● **What is being asked**:
Pull out each line of the records holding the string "Download".

Dataset items
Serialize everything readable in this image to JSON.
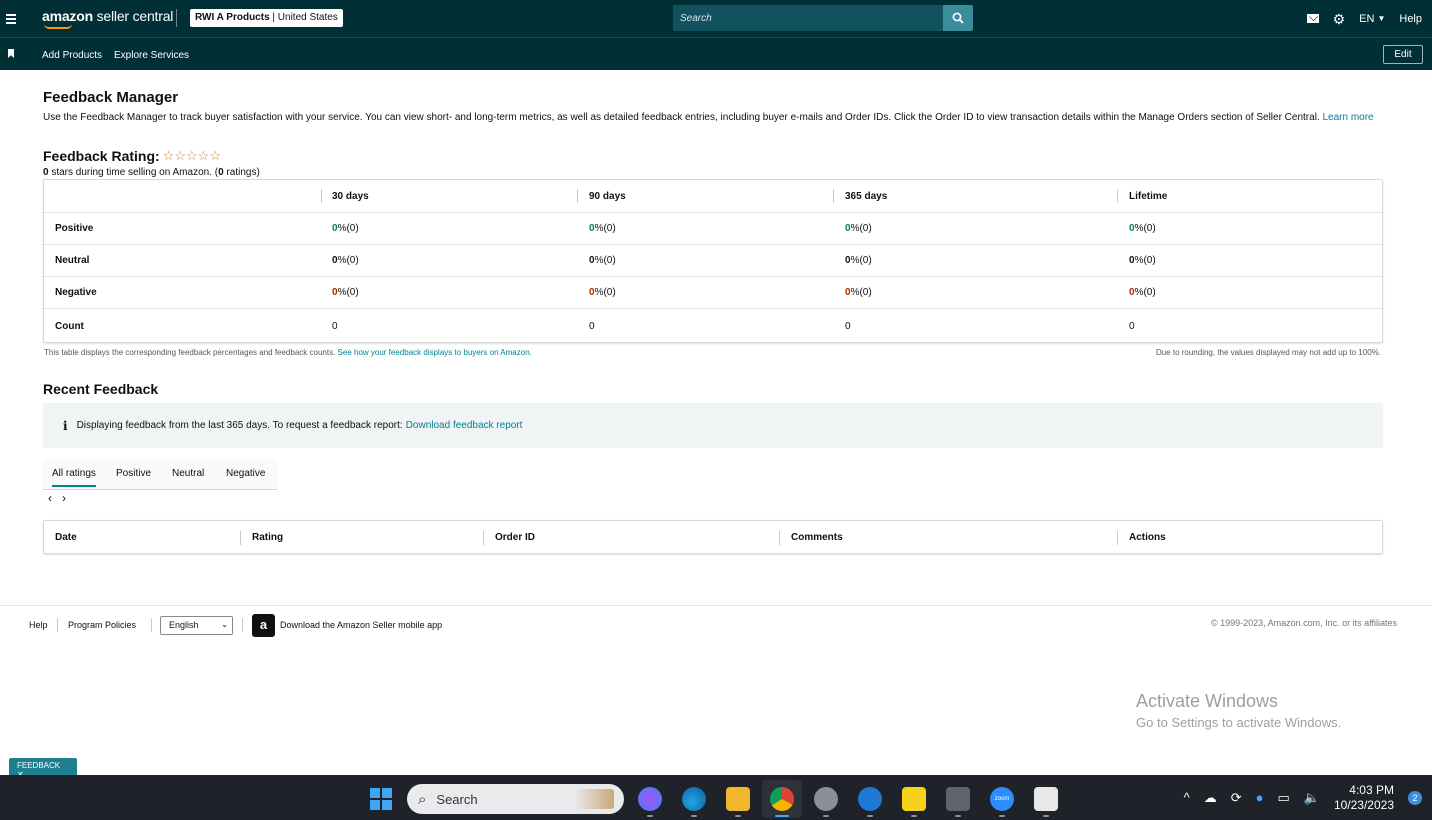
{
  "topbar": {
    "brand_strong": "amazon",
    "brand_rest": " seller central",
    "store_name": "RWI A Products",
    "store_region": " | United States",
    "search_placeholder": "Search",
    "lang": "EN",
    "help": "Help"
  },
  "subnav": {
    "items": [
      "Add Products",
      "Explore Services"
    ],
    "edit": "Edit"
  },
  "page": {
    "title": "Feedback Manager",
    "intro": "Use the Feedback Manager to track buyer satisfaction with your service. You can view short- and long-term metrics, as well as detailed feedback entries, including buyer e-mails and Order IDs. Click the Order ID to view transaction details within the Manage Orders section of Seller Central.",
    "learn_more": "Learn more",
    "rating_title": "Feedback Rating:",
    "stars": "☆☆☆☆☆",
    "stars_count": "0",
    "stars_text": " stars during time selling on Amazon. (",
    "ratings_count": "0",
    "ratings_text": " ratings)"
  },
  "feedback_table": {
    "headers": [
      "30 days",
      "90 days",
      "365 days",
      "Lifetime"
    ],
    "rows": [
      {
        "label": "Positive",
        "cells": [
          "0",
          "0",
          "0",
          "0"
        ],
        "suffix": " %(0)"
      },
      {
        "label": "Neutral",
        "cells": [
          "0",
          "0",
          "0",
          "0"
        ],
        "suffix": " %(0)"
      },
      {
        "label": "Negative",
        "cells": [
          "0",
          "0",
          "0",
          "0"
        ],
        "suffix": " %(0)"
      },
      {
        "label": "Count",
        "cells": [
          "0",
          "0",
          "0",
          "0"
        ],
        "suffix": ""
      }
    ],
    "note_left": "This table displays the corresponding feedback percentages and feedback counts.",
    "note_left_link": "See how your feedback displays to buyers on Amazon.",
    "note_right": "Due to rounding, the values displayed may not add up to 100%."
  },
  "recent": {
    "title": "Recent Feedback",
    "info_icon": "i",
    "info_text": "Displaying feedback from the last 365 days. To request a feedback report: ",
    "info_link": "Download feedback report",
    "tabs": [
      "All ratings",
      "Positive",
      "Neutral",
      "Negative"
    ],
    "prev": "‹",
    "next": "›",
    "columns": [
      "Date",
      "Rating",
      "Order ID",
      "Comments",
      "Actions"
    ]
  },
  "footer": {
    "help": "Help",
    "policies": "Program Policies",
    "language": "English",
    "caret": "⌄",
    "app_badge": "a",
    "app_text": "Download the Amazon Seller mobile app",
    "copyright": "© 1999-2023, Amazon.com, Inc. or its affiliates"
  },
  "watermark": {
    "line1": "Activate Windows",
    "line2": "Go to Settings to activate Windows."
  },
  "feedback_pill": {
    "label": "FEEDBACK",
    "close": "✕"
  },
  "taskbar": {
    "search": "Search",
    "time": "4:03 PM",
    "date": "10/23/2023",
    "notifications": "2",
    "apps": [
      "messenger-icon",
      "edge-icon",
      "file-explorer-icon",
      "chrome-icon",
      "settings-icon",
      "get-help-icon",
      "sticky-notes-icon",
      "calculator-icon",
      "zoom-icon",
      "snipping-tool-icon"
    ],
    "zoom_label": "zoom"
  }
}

● **Solution for this exercise**:
    "info_link": "Download feedback report",
    "app_text": "Download the Amazon Seller mobile app",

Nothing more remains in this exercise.